» **Task**
Present the following data again exactly as it is shown.

» **Records provided**
┄┄┄┄┄┄┄┄┄┄

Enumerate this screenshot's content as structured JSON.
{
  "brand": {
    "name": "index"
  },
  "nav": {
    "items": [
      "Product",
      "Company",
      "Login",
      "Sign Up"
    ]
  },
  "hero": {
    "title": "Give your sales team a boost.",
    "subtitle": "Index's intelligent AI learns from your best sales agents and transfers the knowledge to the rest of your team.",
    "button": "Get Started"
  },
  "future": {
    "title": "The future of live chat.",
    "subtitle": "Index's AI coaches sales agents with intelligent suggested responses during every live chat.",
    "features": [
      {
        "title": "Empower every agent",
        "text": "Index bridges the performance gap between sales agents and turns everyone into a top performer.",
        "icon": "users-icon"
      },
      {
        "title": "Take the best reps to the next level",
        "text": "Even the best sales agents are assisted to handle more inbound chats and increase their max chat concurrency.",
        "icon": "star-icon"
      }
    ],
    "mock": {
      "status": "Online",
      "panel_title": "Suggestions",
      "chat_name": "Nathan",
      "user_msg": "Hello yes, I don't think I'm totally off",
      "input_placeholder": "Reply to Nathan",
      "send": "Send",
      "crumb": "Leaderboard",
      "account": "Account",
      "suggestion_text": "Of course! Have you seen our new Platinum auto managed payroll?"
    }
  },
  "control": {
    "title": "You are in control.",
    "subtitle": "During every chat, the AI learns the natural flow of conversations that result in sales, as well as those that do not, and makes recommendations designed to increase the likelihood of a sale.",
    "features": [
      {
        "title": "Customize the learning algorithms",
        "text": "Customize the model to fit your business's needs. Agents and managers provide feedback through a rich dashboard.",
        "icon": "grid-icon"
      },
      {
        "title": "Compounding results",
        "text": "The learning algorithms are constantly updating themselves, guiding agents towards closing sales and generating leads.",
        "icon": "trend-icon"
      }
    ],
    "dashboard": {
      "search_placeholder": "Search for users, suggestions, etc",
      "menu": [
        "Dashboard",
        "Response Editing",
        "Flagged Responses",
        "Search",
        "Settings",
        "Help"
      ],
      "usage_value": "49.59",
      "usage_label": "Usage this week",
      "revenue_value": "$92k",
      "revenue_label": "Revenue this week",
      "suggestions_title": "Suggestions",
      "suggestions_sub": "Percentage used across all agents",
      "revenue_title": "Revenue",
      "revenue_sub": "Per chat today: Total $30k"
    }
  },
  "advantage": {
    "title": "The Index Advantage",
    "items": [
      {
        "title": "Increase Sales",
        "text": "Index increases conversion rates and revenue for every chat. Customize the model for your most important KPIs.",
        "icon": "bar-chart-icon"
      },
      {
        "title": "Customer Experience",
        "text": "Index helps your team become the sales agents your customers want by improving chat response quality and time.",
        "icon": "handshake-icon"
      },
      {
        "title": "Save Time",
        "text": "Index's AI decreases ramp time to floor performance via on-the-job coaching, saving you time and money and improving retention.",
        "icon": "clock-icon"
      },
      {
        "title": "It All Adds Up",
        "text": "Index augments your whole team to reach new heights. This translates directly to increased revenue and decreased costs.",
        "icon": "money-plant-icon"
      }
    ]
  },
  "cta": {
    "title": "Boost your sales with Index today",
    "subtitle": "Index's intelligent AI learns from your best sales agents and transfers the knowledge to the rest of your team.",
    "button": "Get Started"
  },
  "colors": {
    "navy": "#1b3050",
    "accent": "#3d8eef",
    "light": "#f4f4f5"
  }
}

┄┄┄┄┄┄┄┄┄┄

» **Your solution**
Enumerate this screenshot's content as structured JSON.
{
  "brand": {
    "name": "index"
  },
  "nav": {
    "items": [
      "Product",
      "Company",
      "Login",
      "Sign Up"
    ]
  },
  "hero": {
    "title": "Give your sales team a boost.",
    "subtitle": "Index's intelligent AI learns from your best sales agents and transfers the knowledge to the rest of your team.",
    "button": "Get Started"
  },
  "future": {
    "title": "The future of live chat.",
    "subtitle": "Index's AI coaches sales agents with intelligent suggested responses during every live chat.",
    "features": [
      {
        "title": "Empower every agent",
        "text": "Index bridges the performance gap between sales agents and turns everyone into a top performer.",
        "icon": "users-icon"
      },
      {
        "title": "Take the best reps to the next level",
        "text": "Even the best sales agents are assisted to handle more inbound chats and increase their max chat concurrency.",
        "icon": "star-icon"
      }
    ],
    "mock": {
      "status": "Online",
      "panel_title": "Suggestions",
      "chat_name": "Nathan",
      "user_msg": "Hello yes, I don't think I'm totally off",
      "input_placeholder": "Reply to Nathan",
      "send": "Send",
      "crumb": "Leaderboard",
      "account": "Account",
      "suggestion_text": "Of course! Have you seen our new Platinum auto managed payroll?"
    }
  },
  "control": {
    "title": "You are in control.",
    "subtitle": "During every chat, the AI learns the natural flow of conversations that result in sales, as well as those that do not, and makes recommendations designed to increase the likelihood of a sale.",
    "features": [
      {
        "title": "Customize the learning algorithms",
        "text": "Customize the model to fit your business's needs. Agents and managers provide feedback through a rich dashboard.",
        "icon": "grid-icon"
      },
      {
        "title": "Compounding results",
        "text": "The learning algorithms are constantly updating themselves, guiding agents towards closing sales and generating leads.",
        "icon": "trend-icon"
      }
    ],
    "dashboard": {
      "search_placeholder": "Search for users, suggestions, etc",
      "menu": [
        "Dashboard",
        "Response Editing",
        "Flagged Responses",
        "Search",
        "Settings",
        "Help"
      ],
      "usage_value": "49.59",
      "usage_label": "Usage this week",
      "revenue_value": "$92k",
      "revenue_label": "Revenue this week",
      "suggestions_title": "Suggestions",
      "suggestions_sub": "Percentage used across all agents",
      "revenue_title": "Revenue",
      "revenue_sub": "Per chat today: Total $30k"
    }
  },
  "advantage": {
    "title": "The Index Advantage",
    "items": [
      {
        "title": "Increase Sales",
        "text": "Index increases conversion rates and revenue for every chat. Customize the model for your most important KPIs.",
        "icon": "bar-chart-icon"
      },
      {
        "title": "Customer Experience",
        "text": "Index helps your team become the sales agents your customers want by improving chat response quality and time.",
        "icon": "handshake-icon"
      },
      {
        "title": "Save Time",
        "text": "Index's AI decreases ramp time to floor performance via on-the-job coaching, saving you time and money and improving retention.",
        "icon": "clock-icon"
      },
      {
        "title": "It All Adds Up",
        "text": "Index augments your whole team to reach new heights. This translates directly to increased revenue and decreased costs.",
        "icon": "money-plant-icon"
      }
    ]
  },
  "cta": {
    "title": "Boost your sales with Index today",
    "subtitle": "Index's intelligent AI learns from your best sales agents and transfers the knowledge to the rest of your team.",
    "button": "Get Started"
  },
  "colors": {
    "navy": "#1b3050",
    "accent": "#3d8eef",
    "light": "#f4f4f5"
  }
}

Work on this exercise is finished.